The poll, conducted in March among likely general election voters, found that between 70 and 80 percent of likely voters supported five different elements of ethics reform:
- Banning free tickets from lobbyists for professional or college sporting events, hunting and fishing trips and golf outings.
- Limiting the number of meals lawmakers can accept from lobbyists.
- Barring lawmakers' staff from working as paid political consultants.
- Requiring lawmakers to wait several years after retiring before becoming lobbyists.
- Creating a new unit in the attorney general's office to fight abuse and corruption in state government.
In each question, the support was highest among Democrats, but similarly high among both Republicans and independents.
A huge majority of Missourians support ethics reform. It ought to scare lawmakers unwilling to deal with the problem themselves; if a private group like the Missouri Liberty Project is willing to spend money polling on the issue, it's an indication that ethics reform will be eventually coming to a Missouri ballot.
Keep in mind, the Liberty Project is run by Josh Hawley, a conservative MU law professor who is involved in the Hobby Lobby lawsuit against contraception mandate in the Affordable Care Act.

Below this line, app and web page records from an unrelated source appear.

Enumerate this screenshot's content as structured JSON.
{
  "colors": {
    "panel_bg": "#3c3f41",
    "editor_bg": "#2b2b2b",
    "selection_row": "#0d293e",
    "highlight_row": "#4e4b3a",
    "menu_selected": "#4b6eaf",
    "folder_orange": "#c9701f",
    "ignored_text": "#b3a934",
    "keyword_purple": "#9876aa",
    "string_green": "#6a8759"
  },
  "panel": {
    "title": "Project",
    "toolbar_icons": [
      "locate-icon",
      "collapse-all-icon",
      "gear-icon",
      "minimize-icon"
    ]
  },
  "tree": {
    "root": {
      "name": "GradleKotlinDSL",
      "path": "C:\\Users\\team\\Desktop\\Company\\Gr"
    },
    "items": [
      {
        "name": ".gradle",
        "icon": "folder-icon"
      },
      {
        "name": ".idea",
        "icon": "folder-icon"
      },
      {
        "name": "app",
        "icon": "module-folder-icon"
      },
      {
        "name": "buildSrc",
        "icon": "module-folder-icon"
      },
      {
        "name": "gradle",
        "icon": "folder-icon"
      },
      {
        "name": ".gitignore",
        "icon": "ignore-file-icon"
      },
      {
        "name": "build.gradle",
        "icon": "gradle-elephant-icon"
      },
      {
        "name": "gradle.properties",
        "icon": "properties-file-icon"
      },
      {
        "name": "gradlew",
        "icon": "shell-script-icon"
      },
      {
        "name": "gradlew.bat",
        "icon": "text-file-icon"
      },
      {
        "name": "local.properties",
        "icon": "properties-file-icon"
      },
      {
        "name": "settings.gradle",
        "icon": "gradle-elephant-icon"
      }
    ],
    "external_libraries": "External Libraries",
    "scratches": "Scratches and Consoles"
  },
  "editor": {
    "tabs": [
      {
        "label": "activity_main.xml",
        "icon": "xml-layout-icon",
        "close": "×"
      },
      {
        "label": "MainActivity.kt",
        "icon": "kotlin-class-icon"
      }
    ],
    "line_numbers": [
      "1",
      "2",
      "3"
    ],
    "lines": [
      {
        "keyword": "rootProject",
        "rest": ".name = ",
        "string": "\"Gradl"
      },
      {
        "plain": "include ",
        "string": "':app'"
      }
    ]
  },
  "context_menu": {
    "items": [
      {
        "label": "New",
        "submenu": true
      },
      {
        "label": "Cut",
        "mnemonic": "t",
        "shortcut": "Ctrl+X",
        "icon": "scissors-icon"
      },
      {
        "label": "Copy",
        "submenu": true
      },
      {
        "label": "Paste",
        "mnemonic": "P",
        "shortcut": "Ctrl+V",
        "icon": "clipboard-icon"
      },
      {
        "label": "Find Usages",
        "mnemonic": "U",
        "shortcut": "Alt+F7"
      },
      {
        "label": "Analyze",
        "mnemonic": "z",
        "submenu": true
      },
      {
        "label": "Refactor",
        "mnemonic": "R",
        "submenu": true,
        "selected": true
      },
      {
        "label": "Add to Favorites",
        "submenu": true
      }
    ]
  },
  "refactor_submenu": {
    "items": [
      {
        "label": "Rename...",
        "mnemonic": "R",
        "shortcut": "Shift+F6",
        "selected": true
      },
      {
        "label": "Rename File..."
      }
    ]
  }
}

We don't agree with him much. And we would point out that in using a 502-c-4 to obscure his organization's funding (he would not tell us who funds the Missouri Liberty Project), he is part of the greater problem in national politics.
Dark money is allowing a select rich few to control the nation's political system with little to no transparency. But that doesn't mean he's wrong on ethics.
He rightly, if ironically, points out that as lawmakers are improperly influenced by money, there is a real deleterious effect on the political system.
"It's about the right to participate in one's government," Mr. Hawley told us. "It's a vital part of what it means to be free."
Missourians want ethics reform because they want to believe in their government again. That is true of liberals and conservatives, city-dwellers and farmers, Democrats, Republicans, and everybody in between.
What is the Missouri legislature waiting for?
Copyright St. Louis Post-Dispatch. Reprinted with permission.